New York State Seal
STATE OF NEW YORK
INSURANCE DEPARTMENT
25 BEAVER STREET
NEW YORK, NEW YORK 10004

George E. Pataki
Governor

Gregory V. Serio
Superintendent

The Office of General Counsel issued the following opinion on May 7, 2004 representing the position of the New York State Insurance Department.

Re: Employer Sponsored Group Health Insurance, Waiver of Coverage

Issues:

1. Where an employer requires no contribution by employees to cover themselves and their dependents, may an employee waive employer-sponsored health insurance either for himself or for his or her dependents?

2. If an employer presently offers an incentive to employees to so waive, what should it do?

Conclusions:

1. Such a waiver is not permissible.

2. The employer should immediately cease offering such incentive and inform the insurer of the termination of the incentive, so dependent coverage may be provided.

Facts:

As a licensed insurance agent, the inquirer has a client that has purchased contracts with both an indemnity insurer and an HMO covering employees and their dependents. The employer does not require any contribution by the employees. In accordance with a collective bargaining agreement, the employer permits employees who have coverage for either themselves or their dependents from other sources to opt out of the employer provided coverage in exchange for either cash payment or a credit towards another employee benefit.

If the employee should no longer be entitled to health coverage through the other source, he or she will be permitted to rejoin the employer sponsored plan.

Analysis:

The provision of health insurance by an employer constitutes a welfare benefit plan as that term is defined under the Employee Retirement Income Security Act (ERISA). 29 U.S.C.A. § 1002(1) (West 1999). While ERISA generally preempts state laws, 29 U.S.C.A. 1144(a) (West 1999), insurance laws are excepted from the preemption. 29 U.S.C.A. § 1144(b)(2)(A). This provision has been construed to allow state insurance laws to apply to insured plans, notwithstanding that they may affect an ERISA welfare benefit plan. Metropolitan Life v. Massachusetts, 471 U.S. 724 (1985).

New York Insurance Law § 4235(c)(1)(A) (McKinney 2000 and 2004 Supplement) authorizes the issuance of group accident and health insurance through:

A policy issued to an employer . . . which employer . . . shall be deemed the policyholder, insuring with or without evidence of insurability satisfactory to the insurer, employees of such employer, and insuring, except as hereinafter provided, all of such employees or all of any class or classes thereof determined by conditions pertaining to the employment or a combination of such conditions and conditions pertaining to the family status of the employee, for insurance coverage on each person insured based upon some plan which will preclude individual selection. . . . The premium for the policy shall be paid by the policyholder, either from the employer's funds, or from funds contributed by the insured employees, or from funds contributed jointly by the employer and employees.
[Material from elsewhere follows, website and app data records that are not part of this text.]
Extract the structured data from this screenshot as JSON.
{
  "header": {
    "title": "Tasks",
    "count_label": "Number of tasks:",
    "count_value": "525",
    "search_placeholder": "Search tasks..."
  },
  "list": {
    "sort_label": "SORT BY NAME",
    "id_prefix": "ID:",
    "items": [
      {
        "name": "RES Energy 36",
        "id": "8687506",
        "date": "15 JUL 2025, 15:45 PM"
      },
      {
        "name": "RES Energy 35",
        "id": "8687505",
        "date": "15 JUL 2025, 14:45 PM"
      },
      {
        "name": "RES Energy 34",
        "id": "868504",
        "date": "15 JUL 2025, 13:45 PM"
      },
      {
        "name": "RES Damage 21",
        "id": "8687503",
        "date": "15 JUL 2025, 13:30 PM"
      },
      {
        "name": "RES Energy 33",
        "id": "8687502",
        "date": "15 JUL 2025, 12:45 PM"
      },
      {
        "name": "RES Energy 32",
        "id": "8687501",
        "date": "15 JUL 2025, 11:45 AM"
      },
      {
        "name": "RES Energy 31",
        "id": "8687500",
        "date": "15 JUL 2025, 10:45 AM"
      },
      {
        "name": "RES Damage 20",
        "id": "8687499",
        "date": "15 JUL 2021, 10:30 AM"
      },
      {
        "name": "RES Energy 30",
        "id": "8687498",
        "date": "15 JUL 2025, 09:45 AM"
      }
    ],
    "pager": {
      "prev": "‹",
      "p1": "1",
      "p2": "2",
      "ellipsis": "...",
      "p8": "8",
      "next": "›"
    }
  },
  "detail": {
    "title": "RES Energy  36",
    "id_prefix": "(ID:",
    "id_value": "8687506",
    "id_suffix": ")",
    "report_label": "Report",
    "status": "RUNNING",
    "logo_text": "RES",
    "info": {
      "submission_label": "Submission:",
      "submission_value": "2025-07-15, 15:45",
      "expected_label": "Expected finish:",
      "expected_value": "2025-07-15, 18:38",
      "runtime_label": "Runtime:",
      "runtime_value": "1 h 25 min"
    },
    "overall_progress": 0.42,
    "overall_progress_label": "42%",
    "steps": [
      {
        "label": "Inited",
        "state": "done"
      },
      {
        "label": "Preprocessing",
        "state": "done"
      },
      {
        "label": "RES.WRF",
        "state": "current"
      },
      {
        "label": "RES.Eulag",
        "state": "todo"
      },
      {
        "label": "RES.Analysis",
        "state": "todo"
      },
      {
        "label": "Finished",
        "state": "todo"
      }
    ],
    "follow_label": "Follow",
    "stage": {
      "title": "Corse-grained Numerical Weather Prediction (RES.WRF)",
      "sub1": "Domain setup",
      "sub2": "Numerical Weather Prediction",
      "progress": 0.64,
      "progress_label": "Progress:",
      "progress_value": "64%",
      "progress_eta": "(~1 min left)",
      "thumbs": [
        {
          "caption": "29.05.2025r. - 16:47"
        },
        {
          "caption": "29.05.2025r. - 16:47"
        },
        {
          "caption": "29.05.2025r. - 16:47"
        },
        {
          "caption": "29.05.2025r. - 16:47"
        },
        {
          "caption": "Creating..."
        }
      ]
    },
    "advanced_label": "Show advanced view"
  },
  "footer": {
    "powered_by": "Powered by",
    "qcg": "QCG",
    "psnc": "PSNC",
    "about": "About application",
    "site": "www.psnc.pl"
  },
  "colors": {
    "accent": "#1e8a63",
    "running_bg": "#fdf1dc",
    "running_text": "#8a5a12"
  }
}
If all or part of the premium is to be derived from funds contributed by the insured employees, then such policy must insure not less than fifty percent of such eligible employees or, if less, fifty or more of such employees. (emphasis added)

New York Insurance Law § 4235(f)(1) provides:

Any policy of group accident, group health or group accident and health insurance may include provisions for the payment by the insurer of benefits for expenses incurred on account of hospital, medical or surgical care . . . for the employee or other member of the insured group, his spouse, his child or children, or other persons chiefly dependent upon him for support and maintenance. . . .

New York Insurance Law § 4235(c)(1)(A) precludes a waiver of dependent coverage where the employer does not require any contribution by the employee towards either his or her coverage or that of dependents. This interpretation creates parity between employees with dependents and those without dependents.

Accordingly, the employer should immediately terminate the incentive and notify the employees that coverage will be provided. Failure to remove the incentive would entitle the insurer to terminate the policy for non-compliance with New York Insurance Law § 4235 (c)(1)(A). Simultaneously with this notification to the employees, the employer should notify the insurer and request that immediate dependent coverage be provided to all employees. The insurer would be entitled to collect a premium for such additional coverage as of the date of its initiation.

The insurer should not object to the provision of such coverage, as it is required by New York Insurance Law § 4235(c)(1)(A). Whether the Department will seek to penalize the insurer for its failure to assure compliance with New York Insurance Law § 4235(c)(1)(A) is a fact specific issue and, therefore, cannot be determined at this time.

For further information you may contact Principal Attorney Alan Rachlin at the New York City Office.